- **To do**:
Go through the material line by line and copy each one with the word "data".

- **Provided records**:

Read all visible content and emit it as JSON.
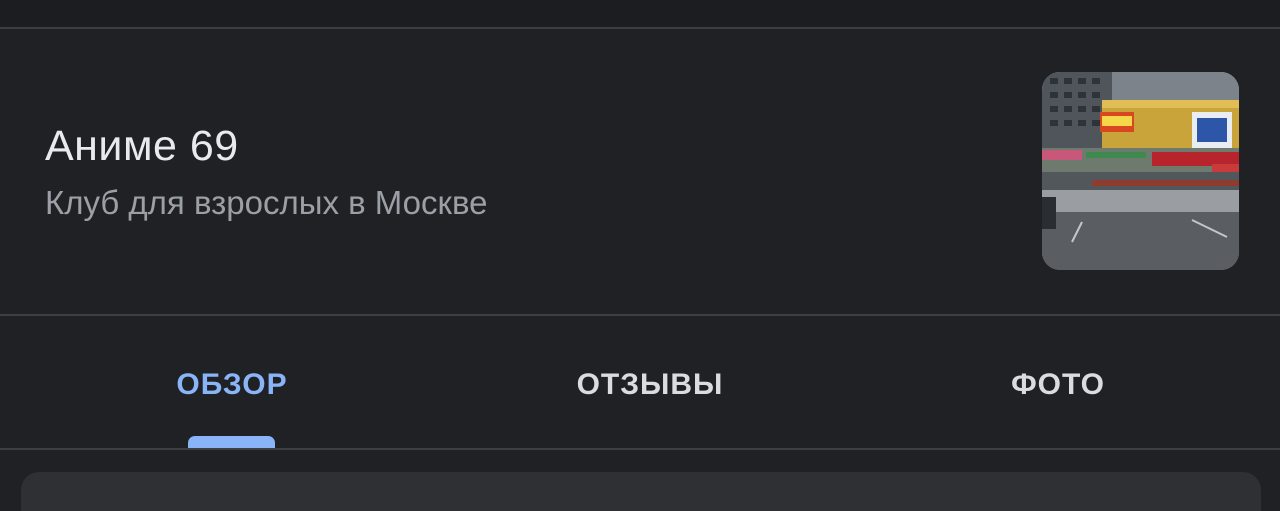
{
  "place": {
    "title": "Аниме 69",
    "subtitle": "Клуб для взрослых в Москве"
  },
  "thumbnail": {
    "alt": "storefront-photo"
  },
  "tabs": [
    {
      "label": "ОБЗОР",
      "active": true
    },
    {
      "label": "ОТЗЫВЫ",
      "active": false
    },
    {
      "label": "ФОТО",
      "active": false
    }
  ],
  "colors": {
    "background": "#202124",
    "accent": "#8ab4f8",
    "title": "#e8eaed",
    "subtitle": "#9aa0a6",
    "divider": "#3c3e43",
    "card": "#2f3033"
  }
}
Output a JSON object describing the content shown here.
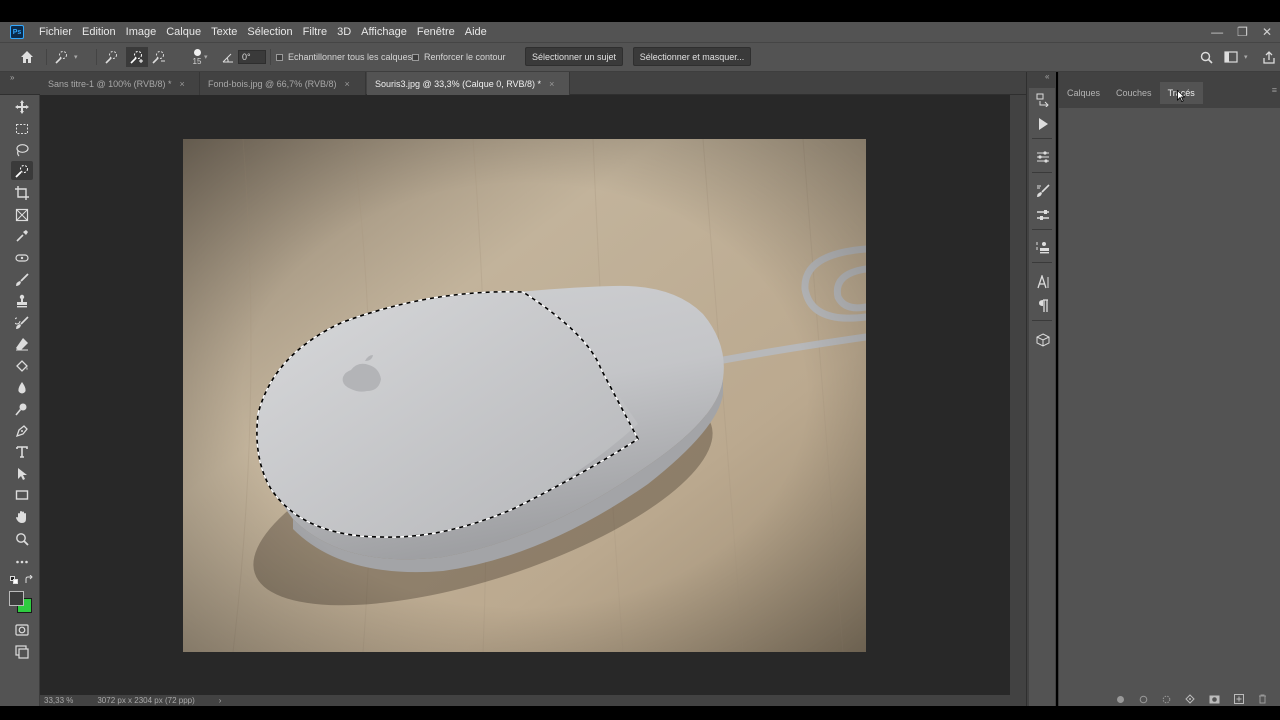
{
  "menubar": {
    "app_icon": "Ps",
    "items": [
      "Fichier",
      "Edition",
      "Image",
      "Calque",
      "Texte",
      "Sélection",
      "Filtre",
      "3D",
      "Affichage",
      "Fenêtre",
      "Aide"
    ],
    "window_controls": {
      "minimize": "—",
      "restore": "❐",
      "close": "✕"
    }
  },
  "options": {
    "brush_size": "15",
    "angle_value": "0°",
    "sample_all_layers": "Echantillonner tous les calques",
    "enhance_edge": "Renforcer le contour",
    "select_subject": "Sélectionner un sujet",
    "select_and_mask": "Sélectionner et masquer..."
  },
  "tabs": [
    {
      "label": "Sans titre-1 @ 100% (RVB/8) *",
      "active": false
    },
    {
      "label": "Fond-bois.jpg @ 66,7% (RVB/8)",
      "active": false
    },
    {
      "label": "Souris3.jpg @ 33,3% (Calque 0, RVB/8) *",
      "active": true
    }
  ],
  "tab_close": "×",
  "status": {
    "zoom": "33,33 %",
    "doc_size": "3072 px x 2304 px (72 ppp)",
    "arrow": "›"
  },
  "panel": {
    "tabs": [
      "Calques",
      "Couches",
      "Tracés"
    ],
    "active_tab": "Tracés",
    "menu_icon": "≡"
  },
  "colors": {
    "foreground": "#3d3d3d",
    "background": "#2ecc40",
    "ui_dark": "#535353",
    "canvas_bg": "#282828"
  },
  "icons": {
    "dock": [
      "history-icon",
      "actions-play-icon",
      "properties-icon",
      "brush-settings-icon",
      "brushes-icon",
      "clone-source-icon",
      "character-icon",
      "paragraph-icon",
      "3d-icon"
    ],
    "tools": [
      "move-icon",
      "marquee-icon",
      "lasso-icon",
      "quick-select-icon",
      "crop-icon",
      "frame-icon",
      "eyedropper-icon",
      "healing-icon",
      "brush-icon",
      "stamp-icon",
      "history-brush-icon",
      "eraser-icon",
      "paint-bucket-icon",
      "blur-icon",
      "dodge-icon",
      "pen-icon",
      "type-icon",
      "path-select-icon",
      "rectangle-icon",
      "hand-icon",
      "zoom-icon",
      "more-tools-icon"
    ]
  }
}
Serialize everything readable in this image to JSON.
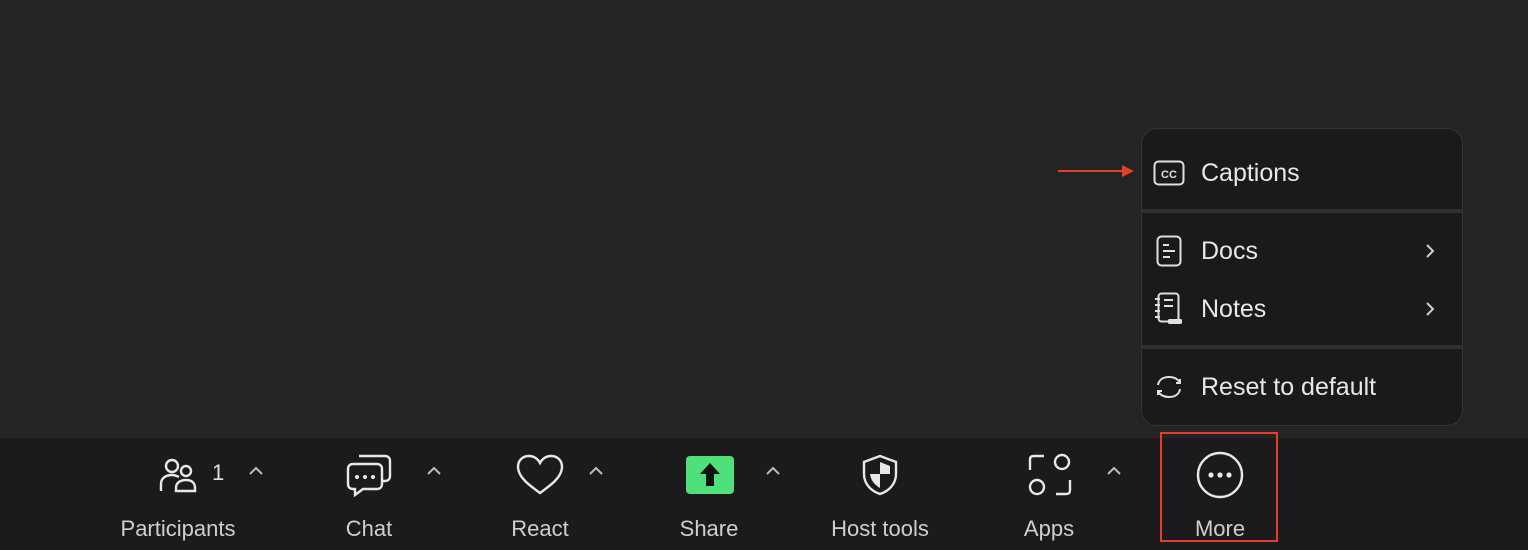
{
  "menu": {
    "items": [
      {
        "label": "Captions",
        "icon": "closed-captions-icon",
        "has_submenu": false
      },
      {
        "label": "Docs",
        "icon": "document-icon",
        "has_submenu": true
      },
      {
        "label": "Notes",
        "icon": "notes-icon",
        "has_submenu": true
      },
      {
        "label": "Reset to default",
        "icon": "reset-icon",
        "has_submenu": false
      }
    ]
  },
  "toolbar": {
    "participants": {
      "label": "Participants",
      "count": "1",
      "icon": "participants-icon"
    },
    "chat": {
      "label": "Chat",
      "icon": "chat-icon"
    },
    "react": {
      "label": "React",
      "icon": "heart-icon"
    },
    "share": {
      "label": "Share",
      "icon": "share-screen-icon",
      "accent": "#4ee07a"
    },
    "host_tools": {
      "label": "Host tools",
      "icon": "shield-icon"
    },
    "apps": {
      "label": "Apps",
      "icon": "apps-icon"
    },
    "more": {
      "label": "More",
      "icon": "more-icon"
    }
  },
  "colors": {
    "annotation": "#e2402c",
    "share_accent": "#4ee07a",
    "background": "#242424",
    "toolbar": "#1b1b1d"
  }
}
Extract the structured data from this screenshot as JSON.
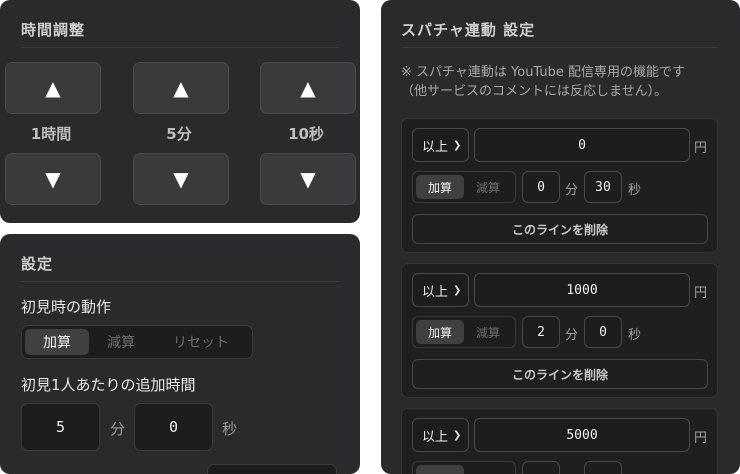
{
  "time_panel": {
    "title": "時間調整",
    "up_icon": "▲",
    "down_icon": "▼",
    "units": [
      "1時間",
      "5分",
      "10秒"
    ]
  },
  "settings_panel": {
    "title": "設定",
    "first_action_label": "初見時の動作",
    "first_action_options": [
      "加算",
      "減算",
      "リセット"
    ],
    "first_action_selected": "加算",
    "extra_time_label": "初見1人あたりの追加時間",
    "extra_minutes": "5",
    "extra_seconds": "0",
    "minutes_unit": "分",
    "seconds_unit": "秒"
  },
  "superchat_panel": {
    "title": "スパチャ連動 設定",
    "note_line1": "※ スパチャ連動は YouTube 配信専用の機能です",
    "note_line2": "（他サービスのコメントには反応しません）。",
    "condition_select": "以上",
    "yen_unit": "円",
    "add_label": "加算",
    "sub_label": "減算",
    "minutes_unit": "分",
    "seconds_unit": "秒",
    "delete_label": "このラインを削除",
    "rules": [
      {
        "amount": "0",
        "mode": "加算",
        "minutes": "0",
        "seconds": "30"
      },
      {
        "amount": "1000",
        "mode": "加算",
        "minutes": "2",
        "seconds": "0"
      },
      {
        "amount": "5000",
        "mode": "加算",
        "minutes": "",
        "seconds": ""
      }
    ]
  }
}
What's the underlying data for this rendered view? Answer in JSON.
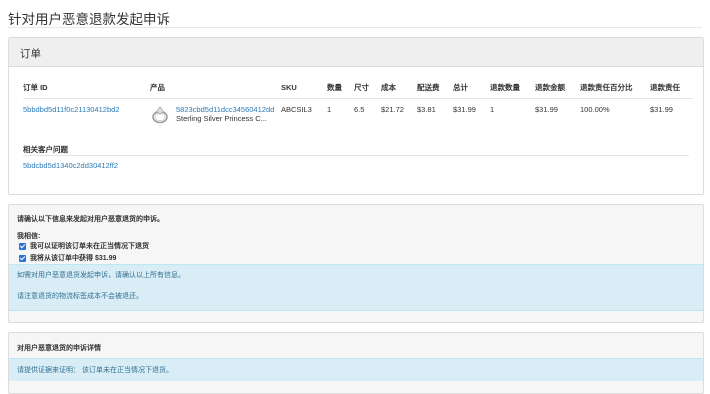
{
  "page": {
    "title": "针对用户恶意退款发起申诉"
  },
  "order_panel": {
    "title": "订单",
    "columns": [
      "订单 ID",
      "产品",
      "SKU",
      "数量",
      "尺寸",
      "成本",
      "配送费",
      "总计",
      "退款数量",
      "退款金额",
      "退款责任百分比",
      "退款责任"
    ],
    "row": {
      "order_id": "5bbdbd5d11f0c21130412bd2",
      "product_id": "5823cbd5d11dcc34560412dd",
      "product_name": "Sterling Silver Princess C...",
      "sku": "ABCSIL3",
      "quantity": "1",
      "size": "6.5",
      "cost": "$21.72",
      "shipping": "$3.81",
      "total": "$31.99",
      "refund_quantity": "1",
      "refund_amount": "$31.99",
      "refund_responsibility_pct": "100.00%",
      "refund_responsibility": "$31.99"
    },
    "related_label": "相关客户问题",
    "related_link": "5bdcbd5d1340c2dd30412ff2"
  },
  "confirm_panel": {
    "prompt": "请确认以下信息来发起对用户恶意退货的申诉。",
    "believe_label": "我相信:",
    "checkbox1": "我可以证明该订单未在正当情况下退货",
    "checkbox2": "我将从该订单中获得 $31.99",
    "info_line1": "如需对用户恶意退货发起申诉，请确认以上所有信息。",
    "info_line2": "请注意退货的物流标签成本不会被退还。"
  },
  "detail_panel": {
    "title": "对用户恶意退货的申诉详情",
    "info": "请提供证据来证明： 该订单未在正当情况下退货。"
  },
  "colors": {
    "link": "#2a7ab8",
    "info_bg": "#d9edf7",
    "info_text": "#31708f",
    "checkbox": "#2a74d6"
  }
}
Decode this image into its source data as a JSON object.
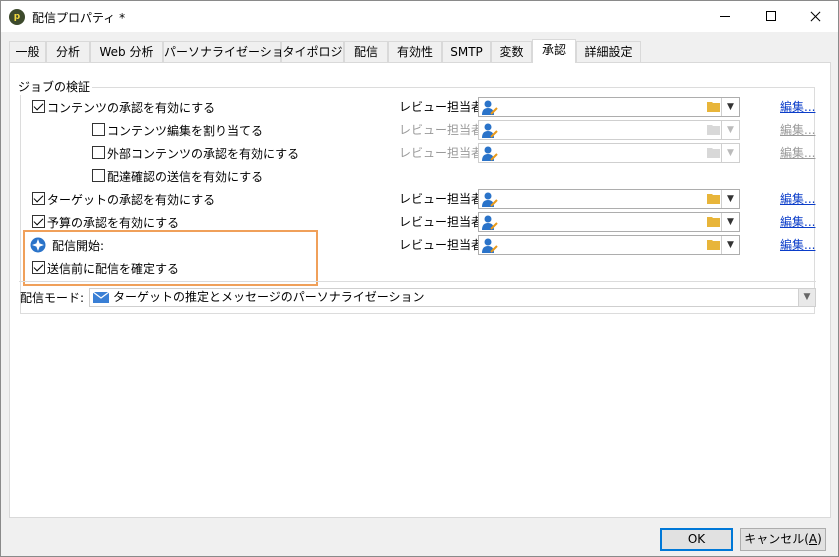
{
  "window": {
    "title": "配信プロパティ *"
  },
  "tabs": [
    {
      "label": "一般"
    },
    {
      "label": "分析"
    },
    {
      "label": "Web 分析"
    },
    {
      "label": "パーソナライゼーション"
    },
    {
      "label": "タイポロジ"
    },
    {
      "label": "配信"
    },
    {
      "label": "有効性"
    },
    {
      "label": "SMTP"
    },
    {
      "label": "変数"
    },
    {
      "label": "承認"
    },
    {
      "label": "詳細設定"
    }
  ],
  "active_tab": "承認",
  "job_validation": {
    "group_title": "ジョブの検証",
    "rows": [
      {
        "label": "コンテンツの承認を有効にする",
        "checked": true,
        "reviewer_label": "レビュー担当者:",
        "edit_label": "編集...",
        "enabled": true
      },
      {
        "label": "コンテンツ編集を割り当てる",
        "checked": false,
        "reviewer_label": "レビュー担当者:",
        "edit_label": "編集...",
        "enabled": false
      },
      {
        "label": "外部コンテンツの承認を有効にする",
        "checked": false,
        "reviewer_label": "レビュー担当者:",
        "edit_label": "編集...",
        "enabled": false
      },
      {
        "label": "配達確認の送信を有効にする",
        "checked": false
      },
      {
        "label": "ターゲットの承認を有効にする",
        "checked": true,
        "reviewer_label": "レビュー担当者:",
        "edit_label": "編集...",
        "enabled": true
      },
      {
        "label": "予算の承認を有効にする",
        "checked": true,
        "reviewer_label": "レビュー担当者:",
        "edit_label": "編集...",
        "enabled": true
      },
      {
        "label": "配信開始:",
        "icon": "delivery-start-icon",
        "reviewer_label": "レビュー担当者:",
        "edit_label": "編集...",
        "enabled": true
      },
      {
        "label": "送信前に配信を確定する",
        "checked": true
      }
    ]
  },
  "delivery_mode": {
    "label": "配信モード:",
    "value": "ターゲットの推定とメッセージのパーソナライゼーション",
    "icon": "mail-icon"
  },
  "buttons": {
    "ok": "OK",
    "cancel_prefix": "キャンセル(",
    "cancel_key": "A",
    "cancel_suffix": ")"
  },
  "colors": {
    "highlight": "#f0a05a",
    "link": "#0a3cc9",
    "default_button_border": "#0078d7"
  }
}
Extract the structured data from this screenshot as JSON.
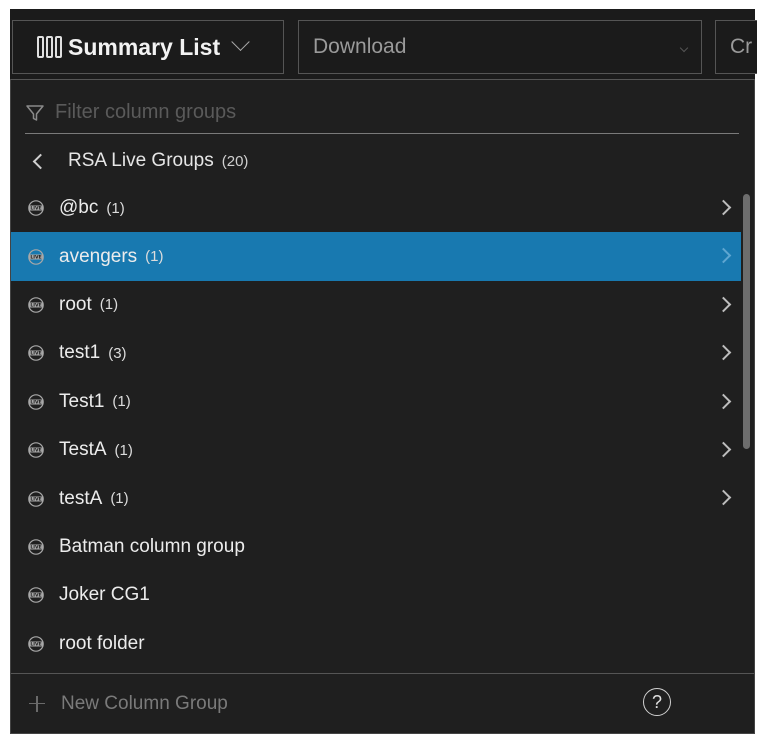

- **Written response**:
Extract the structured data from this screenshot as JSON.
What's the underlying data for this rendered view? Answer in JSON.
Decode this image into its source data as a JSON object.
Extract the structured data from this screenshot as JSON.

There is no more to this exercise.